For her research at the intersection of physics, computer sciences and artificial intelligence, theoretical physicist Gemma De las Cuevas will receive the START Prize of the Austrian Science Fund (FWF), which is endowed with up to 1.2 million Euros. Sciences are full of systems that produce a surprising complexity on the basis of a few rules. De las Cuevas wants to trace this ability by comparing the phenomenon of universality in different sciences. A system becomes universal when it is able to explore the entire complexity in its field. And even very simple systems with simple rules can be universal. "We see this in physics, in computer science and in artificial intelligence, where their respective concepts of universality have many similarities," explains Gemma De las Cuevas. De las Cuevas now wants to formalize these similarities and thus interlink these fields of knowledge. "The START prize gives me a great opportunity. I am grateful, happy and excited to have this chance," the physicist says excitedly.
The main goal of her research project “Universal spin models as Turing machines and neural networks” is to discover the relationship between universal spin models and universal Turing machines as well as between universal spin models and universality in neural networks and to explore their implications. This project will put classical spin hamiltonians, machines and neural networks on the same footing, by establishing rigorous connections between them and their concepts of universality. This will lead to a cross-fertilisation of ideas, proofs, efficiency results, and limitation results between these hitherto rather disconnected disciplines.
On the person
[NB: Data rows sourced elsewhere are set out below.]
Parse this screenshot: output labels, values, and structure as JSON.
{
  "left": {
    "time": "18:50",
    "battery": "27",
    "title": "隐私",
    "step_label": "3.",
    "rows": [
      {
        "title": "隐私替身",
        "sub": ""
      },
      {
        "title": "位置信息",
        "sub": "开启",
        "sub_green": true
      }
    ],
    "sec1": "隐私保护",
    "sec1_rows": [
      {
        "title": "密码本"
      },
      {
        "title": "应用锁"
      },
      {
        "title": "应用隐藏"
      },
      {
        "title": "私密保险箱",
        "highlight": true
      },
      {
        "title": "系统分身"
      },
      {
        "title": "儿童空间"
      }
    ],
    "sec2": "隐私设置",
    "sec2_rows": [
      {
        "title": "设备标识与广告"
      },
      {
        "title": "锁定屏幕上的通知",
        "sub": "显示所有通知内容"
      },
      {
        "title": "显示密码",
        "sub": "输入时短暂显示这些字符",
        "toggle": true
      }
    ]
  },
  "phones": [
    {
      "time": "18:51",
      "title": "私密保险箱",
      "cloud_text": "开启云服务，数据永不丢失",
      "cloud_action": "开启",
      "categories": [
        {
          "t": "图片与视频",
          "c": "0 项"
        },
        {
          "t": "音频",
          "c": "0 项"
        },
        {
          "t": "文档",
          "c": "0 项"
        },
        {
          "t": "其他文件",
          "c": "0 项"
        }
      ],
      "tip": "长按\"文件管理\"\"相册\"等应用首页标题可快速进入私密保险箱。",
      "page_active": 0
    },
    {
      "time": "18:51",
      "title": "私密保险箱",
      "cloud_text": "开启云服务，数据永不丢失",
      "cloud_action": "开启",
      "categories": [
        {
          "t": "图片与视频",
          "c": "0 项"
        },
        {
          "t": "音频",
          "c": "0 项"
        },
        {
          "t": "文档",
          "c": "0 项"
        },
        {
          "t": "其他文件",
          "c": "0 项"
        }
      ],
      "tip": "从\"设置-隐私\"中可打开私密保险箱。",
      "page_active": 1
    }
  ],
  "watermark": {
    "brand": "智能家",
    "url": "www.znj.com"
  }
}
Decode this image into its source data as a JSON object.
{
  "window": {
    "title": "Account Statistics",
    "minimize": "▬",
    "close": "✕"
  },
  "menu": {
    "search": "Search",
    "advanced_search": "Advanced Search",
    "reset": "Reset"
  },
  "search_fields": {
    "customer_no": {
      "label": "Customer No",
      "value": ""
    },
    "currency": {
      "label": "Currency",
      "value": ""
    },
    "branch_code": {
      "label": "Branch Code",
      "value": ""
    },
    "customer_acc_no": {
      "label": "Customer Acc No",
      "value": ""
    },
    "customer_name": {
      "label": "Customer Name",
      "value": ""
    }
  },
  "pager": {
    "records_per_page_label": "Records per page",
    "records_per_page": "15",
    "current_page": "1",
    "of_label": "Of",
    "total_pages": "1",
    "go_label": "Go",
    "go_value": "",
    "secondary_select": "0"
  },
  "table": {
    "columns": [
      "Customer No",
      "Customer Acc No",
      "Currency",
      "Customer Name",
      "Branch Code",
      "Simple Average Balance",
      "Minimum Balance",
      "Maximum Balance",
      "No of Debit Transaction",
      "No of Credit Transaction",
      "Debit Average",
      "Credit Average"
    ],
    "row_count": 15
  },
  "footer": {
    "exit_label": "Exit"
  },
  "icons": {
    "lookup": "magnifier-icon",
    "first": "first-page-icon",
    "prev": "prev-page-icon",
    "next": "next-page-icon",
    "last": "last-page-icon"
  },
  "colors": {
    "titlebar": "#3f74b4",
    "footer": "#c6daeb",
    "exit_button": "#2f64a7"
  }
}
Gemma De las Cuevas studied physics at the Autonomous University of Barcelona and joined Hans Briegel's group at the University of Innsbruck for doctoral studies in 2007. After her promotion in 2011 she went to the Max Planck Institute of Quantum Optics in Garching near Munich for five years. In 2016 De las Cuevas returned to Innsbruck as an Elise Richter FWF scholarship recipient. At the same time, she was a Visiting Fellow at the Perimeter Institute in Waterloo, Canada. Since 2018 she is assistant professor at the Department of Theoretical Physics at the University of Innsbruck.